* [Exercise instructions]
Identify each line in the records below that contains the word "description", and copy it.

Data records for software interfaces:
=-=-=

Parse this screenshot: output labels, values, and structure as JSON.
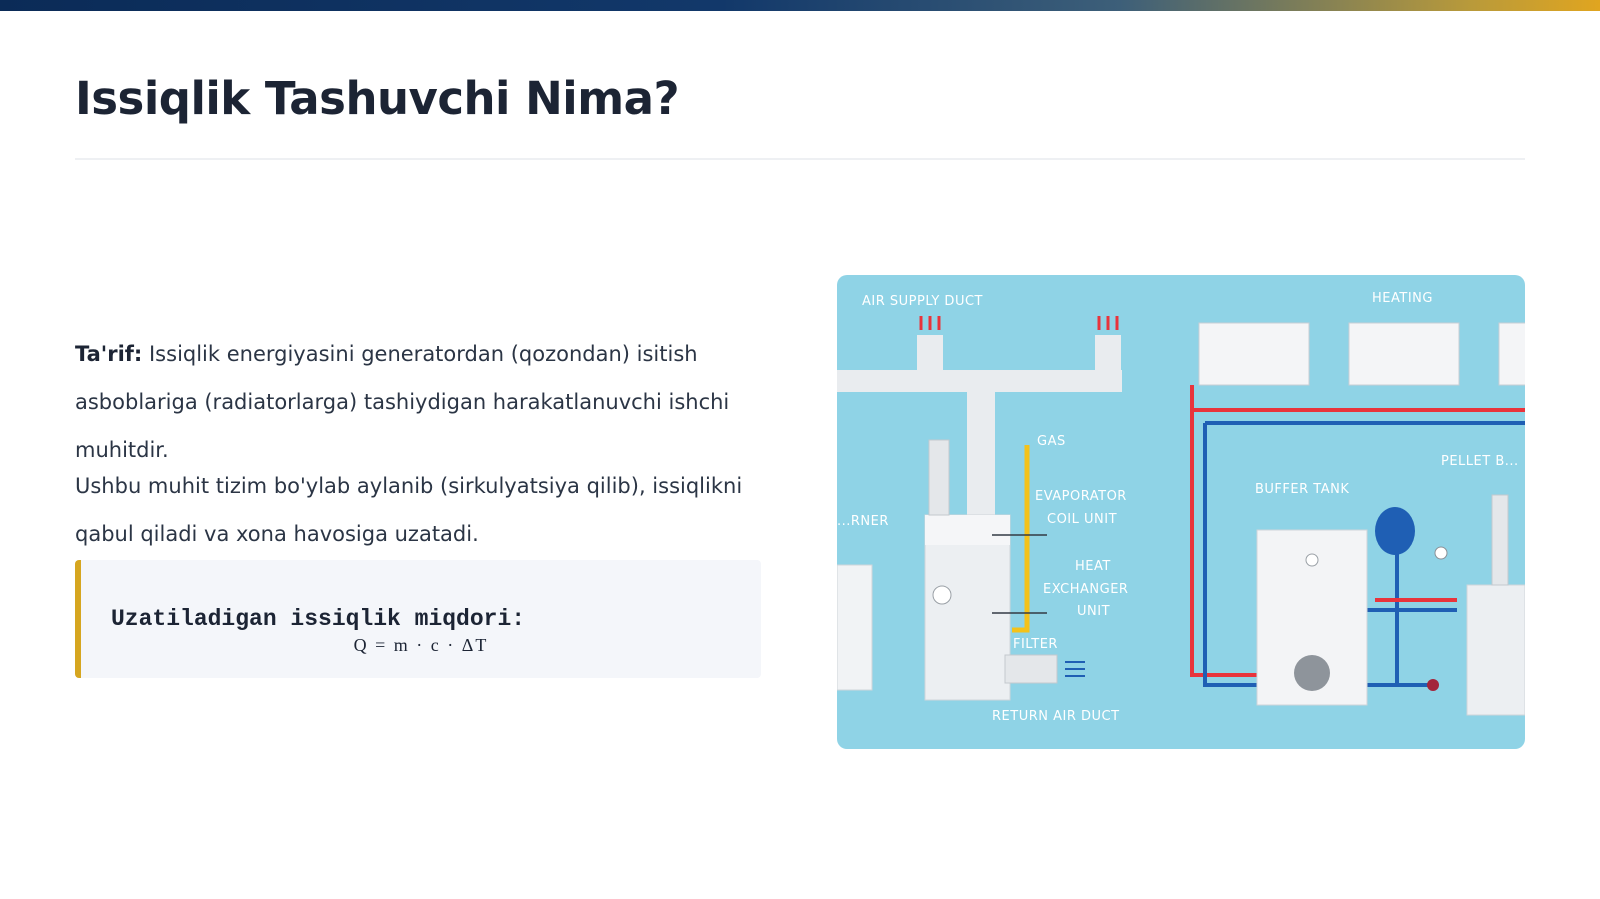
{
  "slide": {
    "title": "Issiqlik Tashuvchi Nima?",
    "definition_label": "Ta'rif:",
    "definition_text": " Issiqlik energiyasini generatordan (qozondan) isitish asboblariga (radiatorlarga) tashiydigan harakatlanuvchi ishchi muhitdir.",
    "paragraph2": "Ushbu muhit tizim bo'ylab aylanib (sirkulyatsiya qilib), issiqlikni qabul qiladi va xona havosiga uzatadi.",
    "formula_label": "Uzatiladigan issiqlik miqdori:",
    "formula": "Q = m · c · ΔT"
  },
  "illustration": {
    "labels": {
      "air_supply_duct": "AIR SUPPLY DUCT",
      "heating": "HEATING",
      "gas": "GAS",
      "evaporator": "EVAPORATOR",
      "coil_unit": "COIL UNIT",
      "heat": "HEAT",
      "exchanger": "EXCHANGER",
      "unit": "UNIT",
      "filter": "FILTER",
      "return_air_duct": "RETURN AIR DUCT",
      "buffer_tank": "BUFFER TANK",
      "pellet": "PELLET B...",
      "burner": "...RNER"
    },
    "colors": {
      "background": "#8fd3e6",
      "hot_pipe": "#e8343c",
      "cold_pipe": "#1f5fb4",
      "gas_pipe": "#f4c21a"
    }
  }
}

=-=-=

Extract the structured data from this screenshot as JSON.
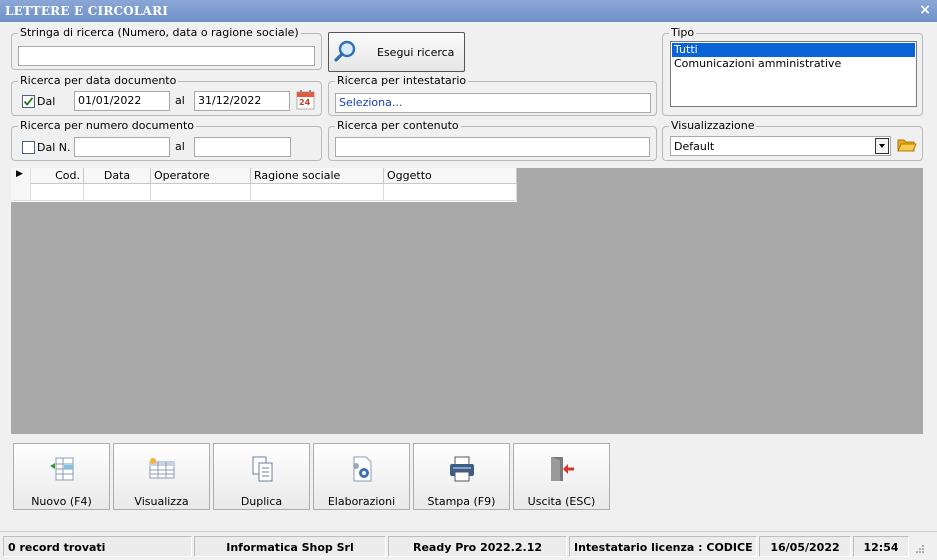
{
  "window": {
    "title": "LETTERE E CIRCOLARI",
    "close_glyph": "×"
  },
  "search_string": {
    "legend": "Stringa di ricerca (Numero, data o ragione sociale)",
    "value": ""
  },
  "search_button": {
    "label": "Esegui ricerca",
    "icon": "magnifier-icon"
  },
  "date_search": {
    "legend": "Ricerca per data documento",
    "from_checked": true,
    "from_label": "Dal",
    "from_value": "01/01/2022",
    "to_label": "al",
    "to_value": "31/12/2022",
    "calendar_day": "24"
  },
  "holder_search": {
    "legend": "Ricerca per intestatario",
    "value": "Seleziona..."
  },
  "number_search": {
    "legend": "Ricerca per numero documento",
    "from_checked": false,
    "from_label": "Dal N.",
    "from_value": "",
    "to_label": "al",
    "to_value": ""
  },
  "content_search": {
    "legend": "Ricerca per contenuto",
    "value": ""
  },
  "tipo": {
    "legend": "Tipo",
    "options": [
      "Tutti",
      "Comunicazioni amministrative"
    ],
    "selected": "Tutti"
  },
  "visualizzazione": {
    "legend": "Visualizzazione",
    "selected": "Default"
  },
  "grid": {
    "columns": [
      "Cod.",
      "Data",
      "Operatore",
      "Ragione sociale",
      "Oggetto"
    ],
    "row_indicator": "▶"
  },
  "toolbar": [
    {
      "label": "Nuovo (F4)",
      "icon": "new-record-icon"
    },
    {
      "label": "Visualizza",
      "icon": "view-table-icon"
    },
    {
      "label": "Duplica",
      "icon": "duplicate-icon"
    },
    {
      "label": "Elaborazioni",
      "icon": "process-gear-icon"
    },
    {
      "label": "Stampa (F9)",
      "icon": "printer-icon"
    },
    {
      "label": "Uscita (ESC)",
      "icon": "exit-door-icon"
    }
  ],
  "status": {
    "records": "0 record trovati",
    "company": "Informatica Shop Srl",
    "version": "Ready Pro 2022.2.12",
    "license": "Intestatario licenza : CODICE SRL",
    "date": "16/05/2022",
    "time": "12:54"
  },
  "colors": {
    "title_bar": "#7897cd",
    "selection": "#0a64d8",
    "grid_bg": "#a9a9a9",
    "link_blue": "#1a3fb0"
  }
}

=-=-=

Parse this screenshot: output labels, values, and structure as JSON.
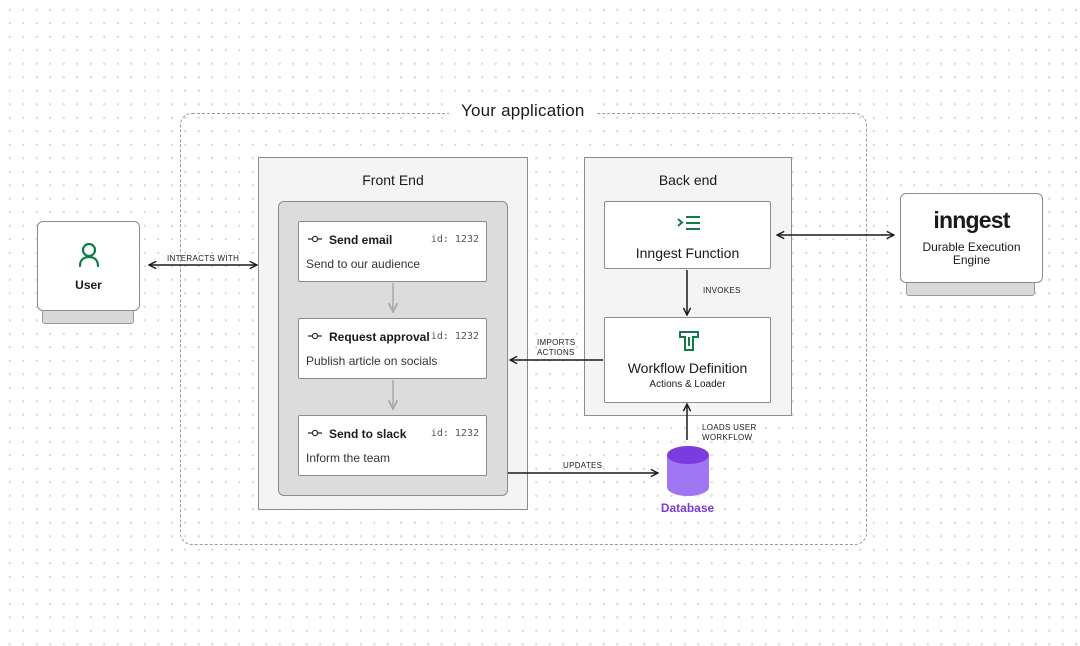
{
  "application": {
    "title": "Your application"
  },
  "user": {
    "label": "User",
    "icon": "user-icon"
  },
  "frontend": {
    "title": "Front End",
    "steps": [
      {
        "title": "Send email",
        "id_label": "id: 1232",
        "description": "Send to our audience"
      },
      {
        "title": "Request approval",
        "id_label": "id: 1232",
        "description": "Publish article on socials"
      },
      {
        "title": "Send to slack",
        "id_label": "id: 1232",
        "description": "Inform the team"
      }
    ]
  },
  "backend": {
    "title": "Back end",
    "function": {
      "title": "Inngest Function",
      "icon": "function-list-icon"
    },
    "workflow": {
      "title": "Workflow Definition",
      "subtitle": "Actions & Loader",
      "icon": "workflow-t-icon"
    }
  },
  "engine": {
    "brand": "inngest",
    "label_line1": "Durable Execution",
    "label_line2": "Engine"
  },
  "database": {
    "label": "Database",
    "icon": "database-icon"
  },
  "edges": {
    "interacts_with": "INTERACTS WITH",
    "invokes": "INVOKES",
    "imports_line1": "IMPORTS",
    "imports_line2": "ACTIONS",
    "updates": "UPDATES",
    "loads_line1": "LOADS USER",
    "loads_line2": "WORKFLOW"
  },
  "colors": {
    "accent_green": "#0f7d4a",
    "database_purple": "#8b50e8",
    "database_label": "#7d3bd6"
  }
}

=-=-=

* [Response]
        "description": "Send to our audience"
        "description": "Publish article on socials"
        "description": "Inform the team"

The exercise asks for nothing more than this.